■ Problem to solve: The word "added" may appear in some lines of the data; copy every such line.

────────────────────────────────────────

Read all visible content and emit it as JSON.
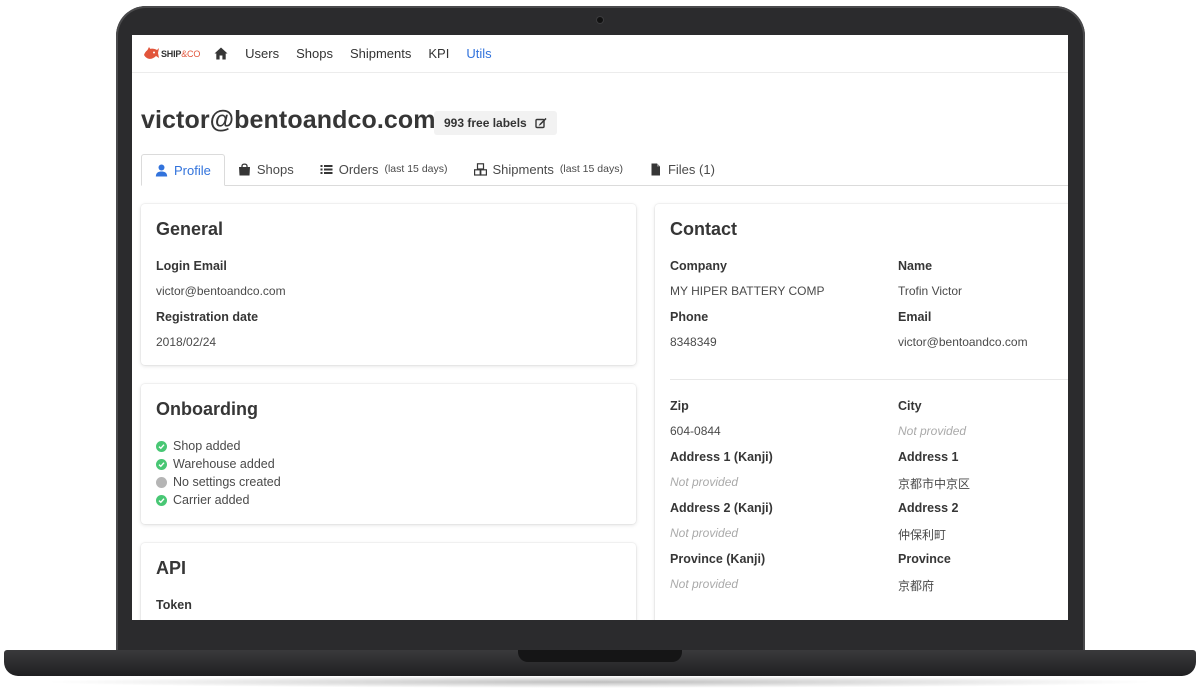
{
  "brand": {
    "name": "SHIP",
    "suffix": "&CO"
  },
  "nav": {
    "items": [
      {
        "label": "Users",
        "active": false
      },
      {
        "label": "Shops",
        "active": false
      },
      {
        "label": "Shipments",
        "active": false
      },
      {
        "label": "KPI",
        "active": false
      },
      {
        "label": "Utils",
        "active": true
      }
    ]
  },
  "header": {
    "title": "victor@bentoandco.com",
    "free_labels": "993 free labels"
  },
  "tabs": [
    {
      "label": "Profile",
      "note": "",
      "icon": "user-icon",
      "active": true
    },
    {
      "label": "Shops",
      "note": "",
      "icon": "bag-icon",
      "active": false
    },
    {
      "label": "Orders",
      "note": "(last 15 days)",
      "icon": "list-icon",
      "active": false
    },
    {
      "label": "Shipments",
      "note": "(last 15 days)",
      "icon": "boxes-icon",
      "active": false
    },
    {
      "label": "Files (1)",
      "note": "",
      "icon": "file-icon",
      "active": false
    }
  ],
  "general": {
    "title": "General",
    "login_email_label": "Login Email",
    "login_email": "victor@bentoandco.com",
    "registration_label": "Registration date",
    "registration_date": "2018/02/24"
  },
  "onboarding": {
    "title": "Onboarding",
    "items": [
      {
        "label": "Shop added",
        "done": true
      },
      {
        "label": "Warehouse added",
        "done": true
      },
      {
        "label": "No settings created",
        "done": false
      },
      {
        "label": "Carrier added",
        "done": true
      }
    ]
  },
  "api": {
    "title": "API",
    "token_label": "Token"
  },
  "contact": {
    "title": "Contact",
    "company_label": "Company",
    "company": "MY HIPER BATTERY COMP",
    "name_label": "Name",
    "name": "Trofin Victor",
    "phone_label": "Phone",
    "phone": "8348349",
    "email_label": "Email",
    "email": "victor@bentoandco.com",
    "zip_label": "Zip",
    "zip": "604-0844",
    "city_label": "City",
    "city": "Not provided",
    "address1_kanji_label": "Address 1 (Kanji)",
    "address1_kanji": "Not provided",
    "address1_label": "Address 1",
    "address1": "京都市中京区",
    "address2_kanji_label": "Address 2 (Kanji)",
    "address2_kanji": "Not provided",
    "address2_label": "Address 2",
    "address2": "仲保利町",
    "province_kanji_label": "Province (Kanji)",
    "province_kanji": "Not provided",
    "province_label": "Province",
    "province": "京都府"
  },
  "colors": {
    "accent": "#3273dc",
    "success": "#48c774",
    "inactive": "#b5b5b5",
    "brand_orange": "#e2553b"
  }
}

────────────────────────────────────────

■ Answer area:
        "label": "Shop added",
        "label": "Warehouse added",
        "label": "Carrier added",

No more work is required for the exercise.